I understand that this Presentation Bill has been developed by campaign members of Extinction Rebellion, Big Ask and Power for the People. I am also aware that Caroline Lucas MP has tabled this Bill in her name as a Private Member's Bill.
Let me be clear: tackling climate change is a priority for me and my ministerial colleagues. I am proud that the UK was the first G7 country to legislate to achieve net zero emissions by 2050. While I can understand that many want this target to be achieved sooner, and I share this desire, getting to net zero by 2050 is feasible and consistent with avoiding most damaging climate change. Aiming for zero emissions by 2030 is almost certainly impossible, hugely disruptive and risks undermining consensus. However, I welcome that the UK Government has announced the interim target of reducing emissions by 68 per cent from 1990 levels by 2030. This target is faster than any other major economy. Climate change is an emotive issue, but a cross-community consensus will be required to ensure the UK achieves a transition that works for all.
I note that the Bill seeks to examine the UK’s global carbon footprint, such as indirect UK emissions in our supply chain which may affect developing countries. I am encouraged that the UK remains committed to environmentally sustainable development as set out in the Millennium Development Goals and the Sustainable Development Goals. In January 2021, the Prime Minister announced that the UK will spend at least £3 billion of international climate finance on nature and biodiversity over five years. The funding will deliver transformational change in protecting biodiversity-rich land and ocean, shifting to sustainable food production and supply, and supporting the livelihoods of the world’s poorest.
In addition, I was encouraged that on 31 March 2021, the UK Government implemented its new, world leading policy to no longer provide new direct financial or promotional support for the fossil fuel energy sector overseas. At the G7 Leader’s Summit in June, leaders agreed to phase out new direct government support for international carbon-intensive fossil fuel energy as soon as possible, and to end new direct government support for unabated international thermal coal power generation by the end of 2021. At COP26, the Glasgow Climate Pact secured further agreements with 65 countries committed to phasing out the use of coal power. All major coal financing countries have committed to end international coal finance by the end of 2021, with $20 billion in funding to support the transition to clean power.
Furthermore, the UK is on course to protect over half of our waters. We now have 357 Marine Protected Areas of different types and no activities deemed damaging to designated features will be allowed to take place in these areas.
The UK is leading coalitions of ambitious countries to protect at least 30 per cent of the world’s land and water by 2030, to redirect land use subsidies globally to support sustainability and renewal, and to breaking the link between commodity production and illegal deforestation.

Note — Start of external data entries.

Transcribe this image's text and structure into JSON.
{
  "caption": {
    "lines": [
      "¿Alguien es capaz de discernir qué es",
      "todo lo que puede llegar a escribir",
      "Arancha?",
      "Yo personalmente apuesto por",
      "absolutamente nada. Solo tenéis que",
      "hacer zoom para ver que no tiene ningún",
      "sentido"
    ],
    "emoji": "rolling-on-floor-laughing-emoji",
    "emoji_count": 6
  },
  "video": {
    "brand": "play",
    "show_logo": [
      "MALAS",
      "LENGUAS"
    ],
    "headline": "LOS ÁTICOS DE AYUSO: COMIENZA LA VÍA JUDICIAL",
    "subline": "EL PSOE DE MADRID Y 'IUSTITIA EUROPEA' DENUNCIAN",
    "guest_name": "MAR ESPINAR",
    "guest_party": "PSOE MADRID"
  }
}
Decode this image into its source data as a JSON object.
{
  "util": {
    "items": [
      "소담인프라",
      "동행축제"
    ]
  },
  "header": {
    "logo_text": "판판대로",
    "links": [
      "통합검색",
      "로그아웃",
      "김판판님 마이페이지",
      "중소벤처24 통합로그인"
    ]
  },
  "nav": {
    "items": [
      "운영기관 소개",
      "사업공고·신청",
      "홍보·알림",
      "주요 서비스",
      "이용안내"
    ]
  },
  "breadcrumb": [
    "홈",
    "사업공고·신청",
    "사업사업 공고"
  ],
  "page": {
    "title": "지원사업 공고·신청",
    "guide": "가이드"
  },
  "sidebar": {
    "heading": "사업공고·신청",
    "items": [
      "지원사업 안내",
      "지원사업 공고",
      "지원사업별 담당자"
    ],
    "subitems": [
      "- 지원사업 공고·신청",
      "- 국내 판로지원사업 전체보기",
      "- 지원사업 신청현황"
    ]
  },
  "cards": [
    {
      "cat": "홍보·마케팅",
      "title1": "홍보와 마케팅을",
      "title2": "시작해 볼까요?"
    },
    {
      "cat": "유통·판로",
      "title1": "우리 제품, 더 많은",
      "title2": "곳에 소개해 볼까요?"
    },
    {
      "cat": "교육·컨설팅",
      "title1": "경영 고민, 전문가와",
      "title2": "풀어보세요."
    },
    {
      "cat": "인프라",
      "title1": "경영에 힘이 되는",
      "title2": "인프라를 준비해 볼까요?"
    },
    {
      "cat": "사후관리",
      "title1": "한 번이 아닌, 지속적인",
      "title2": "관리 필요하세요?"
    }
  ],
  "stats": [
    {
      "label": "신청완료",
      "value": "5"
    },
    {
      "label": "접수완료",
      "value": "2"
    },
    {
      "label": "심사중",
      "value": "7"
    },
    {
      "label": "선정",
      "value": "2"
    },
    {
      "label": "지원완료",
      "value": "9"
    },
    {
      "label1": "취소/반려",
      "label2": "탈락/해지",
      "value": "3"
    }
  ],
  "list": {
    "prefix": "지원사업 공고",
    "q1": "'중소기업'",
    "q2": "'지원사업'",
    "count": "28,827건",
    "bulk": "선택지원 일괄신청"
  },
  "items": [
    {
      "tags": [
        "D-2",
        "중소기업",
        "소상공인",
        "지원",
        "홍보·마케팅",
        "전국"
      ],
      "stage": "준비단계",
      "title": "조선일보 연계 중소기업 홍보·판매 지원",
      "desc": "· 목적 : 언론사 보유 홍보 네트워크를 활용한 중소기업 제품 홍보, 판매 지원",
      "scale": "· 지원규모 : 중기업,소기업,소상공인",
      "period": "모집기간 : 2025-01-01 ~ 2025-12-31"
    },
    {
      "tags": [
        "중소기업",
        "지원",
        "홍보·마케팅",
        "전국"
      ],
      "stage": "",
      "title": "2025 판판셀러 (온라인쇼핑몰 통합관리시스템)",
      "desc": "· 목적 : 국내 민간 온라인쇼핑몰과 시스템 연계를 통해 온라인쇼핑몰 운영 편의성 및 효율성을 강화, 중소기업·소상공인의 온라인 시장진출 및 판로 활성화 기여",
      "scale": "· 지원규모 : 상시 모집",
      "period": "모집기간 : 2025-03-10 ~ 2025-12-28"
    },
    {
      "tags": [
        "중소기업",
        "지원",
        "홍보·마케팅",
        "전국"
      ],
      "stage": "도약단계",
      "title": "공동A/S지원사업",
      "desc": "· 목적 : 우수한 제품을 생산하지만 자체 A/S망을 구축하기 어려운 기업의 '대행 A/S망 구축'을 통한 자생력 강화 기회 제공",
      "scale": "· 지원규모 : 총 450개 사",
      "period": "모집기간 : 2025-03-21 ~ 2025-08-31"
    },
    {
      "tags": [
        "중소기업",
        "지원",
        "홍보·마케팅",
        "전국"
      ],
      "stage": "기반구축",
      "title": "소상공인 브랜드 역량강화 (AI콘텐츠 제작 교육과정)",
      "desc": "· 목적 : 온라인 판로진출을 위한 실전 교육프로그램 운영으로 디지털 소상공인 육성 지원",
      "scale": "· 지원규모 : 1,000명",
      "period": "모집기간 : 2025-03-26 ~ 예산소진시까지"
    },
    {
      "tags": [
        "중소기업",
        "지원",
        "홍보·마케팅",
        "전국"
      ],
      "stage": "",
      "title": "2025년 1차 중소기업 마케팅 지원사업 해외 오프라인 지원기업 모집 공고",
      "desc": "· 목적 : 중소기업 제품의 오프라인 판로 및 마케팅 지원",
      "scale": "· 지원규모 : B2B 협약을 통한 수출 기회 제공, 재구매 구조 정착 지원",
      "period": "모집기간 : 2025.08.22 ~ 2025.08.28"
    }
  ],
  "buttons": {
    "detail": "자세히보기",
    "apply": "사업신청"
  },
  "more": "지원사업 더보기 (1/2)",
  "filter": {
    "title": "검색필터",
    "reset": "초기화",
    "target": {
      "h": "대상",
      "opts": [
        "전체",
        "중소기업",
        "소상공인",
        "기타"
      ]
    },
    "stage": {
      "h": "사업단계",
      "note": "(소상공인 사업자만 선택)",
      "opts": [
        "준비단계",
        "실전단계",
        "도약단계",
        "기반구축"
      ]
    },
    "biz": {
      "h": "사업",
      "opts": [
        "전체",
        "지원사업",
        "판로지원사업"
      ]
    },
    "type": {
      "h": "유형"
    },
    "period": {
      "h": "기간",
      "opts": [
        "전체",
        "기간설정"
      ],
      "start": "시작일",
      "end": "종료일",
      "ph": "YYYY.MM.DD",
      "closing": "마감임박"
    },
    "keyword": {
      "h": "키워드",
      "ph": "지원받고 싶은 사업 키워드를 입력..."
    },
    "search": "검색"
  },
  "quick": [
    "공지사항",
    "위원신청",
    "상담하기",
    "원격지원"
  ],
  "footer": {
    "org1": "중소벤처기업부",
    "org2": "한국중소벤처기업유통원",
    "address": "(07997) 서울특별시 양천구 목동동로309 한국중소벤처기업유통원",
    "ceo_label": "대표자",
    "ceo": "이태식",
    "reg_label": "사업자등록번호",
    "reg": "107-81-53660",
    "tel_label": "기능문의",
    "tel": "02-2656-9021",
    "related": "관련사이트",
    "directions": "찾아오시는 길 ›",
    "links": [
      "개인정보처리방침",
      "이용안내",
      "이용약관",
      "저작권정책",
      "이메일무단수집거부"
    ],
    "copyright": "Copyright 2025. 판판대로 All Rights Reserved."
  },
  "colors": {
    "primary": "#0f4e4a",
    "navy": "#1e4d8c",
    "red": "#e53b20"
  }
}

I was strongly encouraged that, at COP26, more than 130 leaders, representing over 90 per cent of the world’s forests, pledged to end deforestation by 2030, backed by almost £14 billion of public and private funding.
I do not believe citizens' assemblies have advantages over conventional policy making in this context. Previous experiences in Canada, for instance, included citizens in the decision-making process but they failed to produce impactful or long-lasting results. I know that a Climate Assembly UK was formed as a result of work conducted by Parliamentary Select Committees. The Government responded to the Climate Assembly's report, noting that the findings from the Assembly form an important addition to the Government’s evidence base on assessing the UK public’s understanding, attitudes and perceptions around net zero.
While I welcome the increased awareness and debate that this Bill brings, I do not believe that it is required as work is already underway. The Government is clear that there is still a huge amount more to do, but with the agreement achieved at in the Glasgow Climate Pact, we will look back to COP26 as the beginning of the end of climate change.